BEGIN Exercise data

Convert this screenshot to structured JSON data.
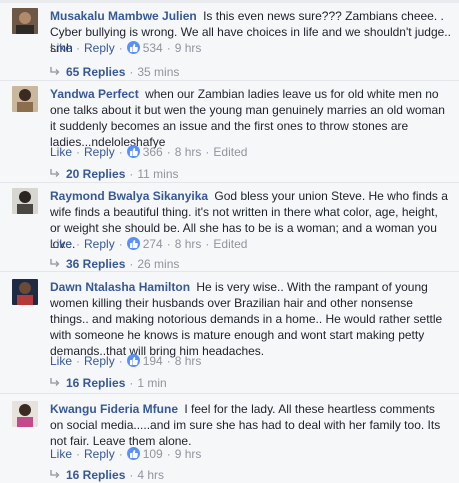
{
  "comments": [
    {
      "author": "Musakalu Mambwe Julien",
      "text": "Is this even news sure??? Zambians cheee. . Cyber bullying is wrong. We all have choices in life and we shouldn't judge.. smh",
      "like": "Like",
      "reply": "Reply",
      "reactions": "534",
      "time": "9 hrs",
      "edited": "",
      "replies_label": "65 Replies",
      "replies_time": "35 mins"
    },
    {
      "author": "Yandwa Perfect",
      "text": "when our Zambian ladies leave us for old white men no one talks about it but wen the young man genuinely marries an old woman it suddenly becomes an issue and the first ones to throw stones are ladies...ndeloleshafye",
      "like": "Like",
      "reply": "Reply",
      "reactions": "366",
      "time": "8 hrs",
      "edited": "Edited",
      "replies_label": "20 Replies",
      "replies_time": "11 mins"
    },
    {
      "author": "Raymond Bwalya Sikanyika",
      "text": "God bless your union Steve. He who finds a wife finds a beautiful thing. it's not written in there what color, age, height, or weight she should be. All she has to be is a woman; and a woman you love.",
      "like": "Like",
      "reply": "Reply",
      "reactions": "274",
      "time": "8 hrs",
      "edited": "Edited",
      "replies_label": "36 Replies",
      "replies_time": "26 mins"
    },
    {
      "author": "Dawn Ntalasha Hamilton",
      "text": "He is very wise.. With the rampant of young women killing their husbands over Brazilian hair and other nonsense things.. and making notorious demands in a home.. He would rather settle with someone he knows is mature enough and wont start making petty demands..that will bring him headaches.",
      "like": "Like",
      "reply": "Reply",
      "reactions": "194",
      "time": "8 hrs",
      "edited": "",
      "replies_label": "16 Replies",
      "replies_time": "1 min"
    },
    {
      "author": "Kwangu Fideria Mfune",
      "text": "I feel for the lady. All these heartless comments on social media.....and im sure she has had to deal with her family too. Its not fair. Leave them alone.",
      "like": "Like",
      "reply": "Reply",
      "reactions": "109",
      "time": "9 hrs",
      "edited": "",
      "replies_label": "16 Replies",
      "replies_time": "4 hrs"
    }
  ],
  "icons": {
    "reaction": "like-reaction-icon",
    "replies_arrow": "reply-arrow-icon"
  },
  "colors": {
    "link": "#365899",
    "muted": "#90949c",
    "reaction": "#5890ff",
    "background": "#f6f7f9"
  }
}
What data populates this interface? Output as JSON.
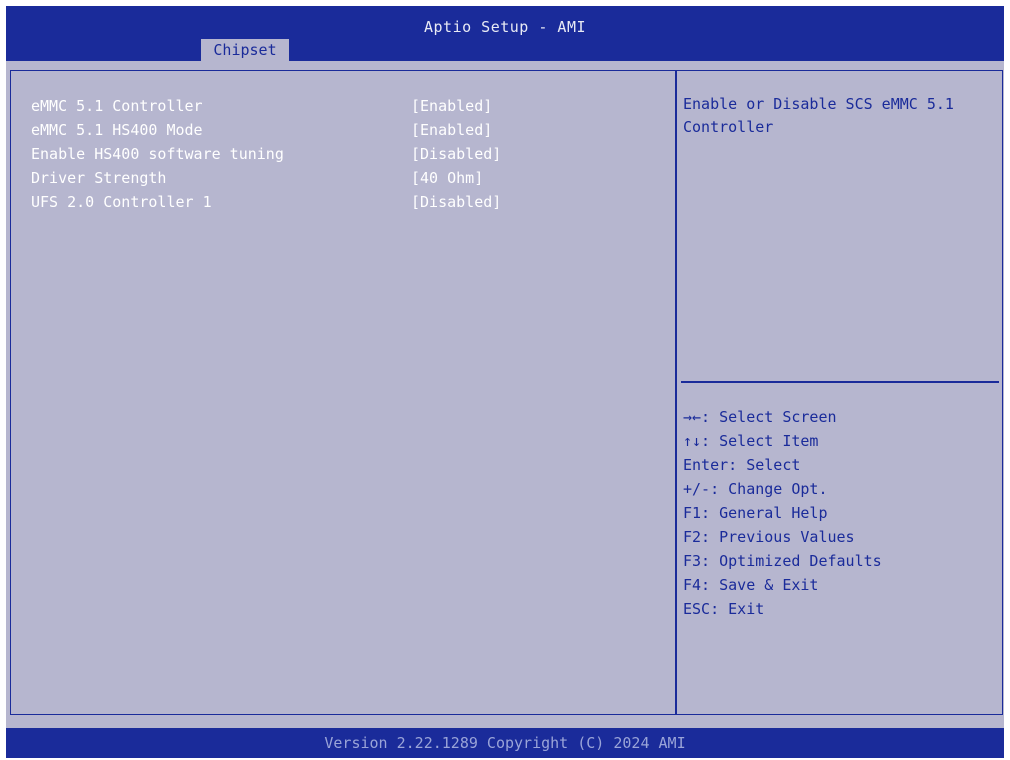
{
  "header": {
    "title": "Aptio Setup - AMI",
    "active_tab": "Chipset"
  },
  "settings": [
    {
      "label": "eMMC 5.1 Controller",
      "value": "[Enabled]"
    },
    {
      "label": "eMMC 5.1 HS400 Mode",
      "value": "[Enabled]"
    },
    {
      "label": "Enable HS400 software tuning",
      "value": "[Disabled]"
    },
    {
      "label": "Driver Strength",
      "value": "[40 Ohm]"
    },
    {
      "label": "UFS 2.0 Controller 1",
      "value": "[Disabled]"
    }
  ],
  "help": {
    "description": "Enable or Disable SCS eMMC 5.1 Controller"
  },
  "keys": [
    "→←: Select Screen",
    "↑↓: Select Item",
    "Enter: Select",
    "+/-: Change Opt.",
    "F1: General Help",
    "F2: Previous Values",
    "F3: Optimized Defaults",
    "F4: Save & Exit",
    "ESC: Exit"
  ],
  "footer": {
    "version": "Version 2.22.1289 Copyright (C) 2024 AMI"
  },
  "colors": {
    "header_blue": "#1a2b9a",
    "panel_gray": "#b6b6cf",
    "text_white": "#ffffff",
    "text_blue": "#1a2b9a"
  }
}
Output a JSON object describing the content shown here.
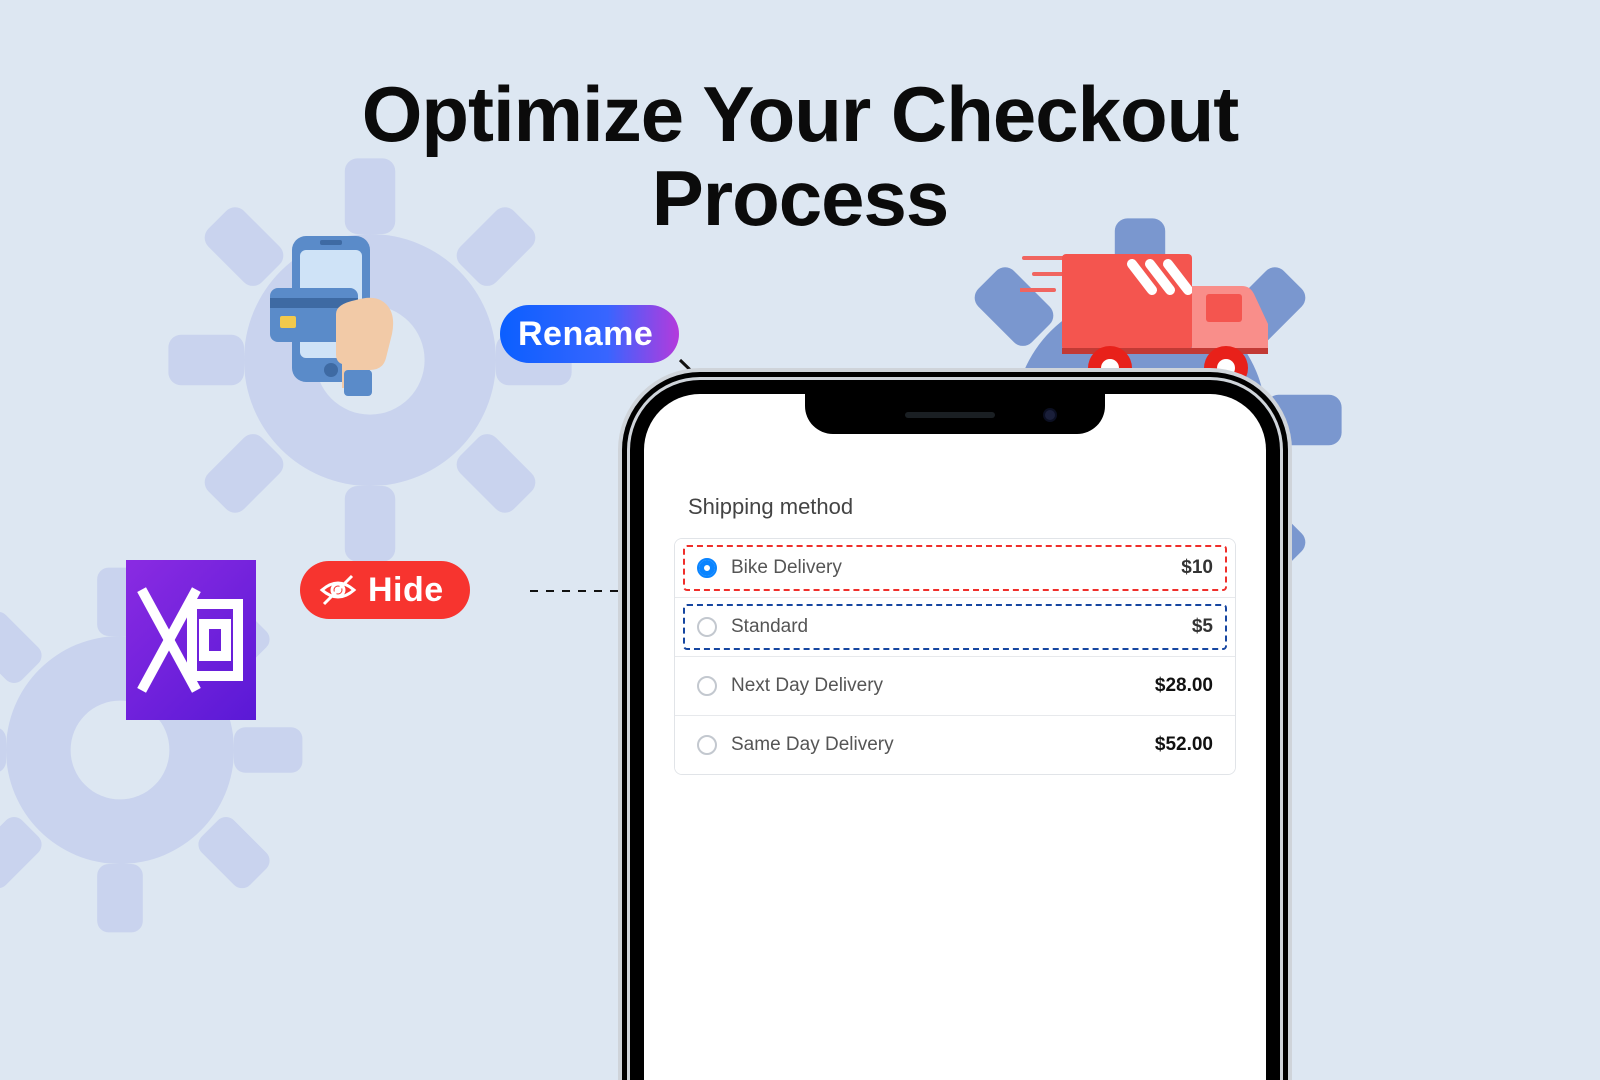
{
  "headline_line1": "Optimize Your Checkout",
  "headline_line2": "Process",
  "pills": {
    "rename": "Rename",
    "hide": "Hide"
  },
  "phone": {
    "section_title": "Shipping method",
    "options": [
      {
        "label": "Bike Delivery",
        "price": "$10",
        "selected": true,
        "highlight": "red"
      },
      {
        "label": "Standard",
        "price": "$5",
        "selected": false,
        "highlight": "blue"
      },
      {
        "label": "Next Day Delivery",
        "price": "$28.00",
        "selected": false,
        "highlight": null
      },
      {
        "label": "Same Day Delivery",
        "price": "$52.00",
        "selected": false,
        "highlight": null
      }
    ]
  }
}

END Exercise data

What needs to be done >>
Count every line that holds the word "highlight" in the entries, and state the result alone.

Written solution >>
4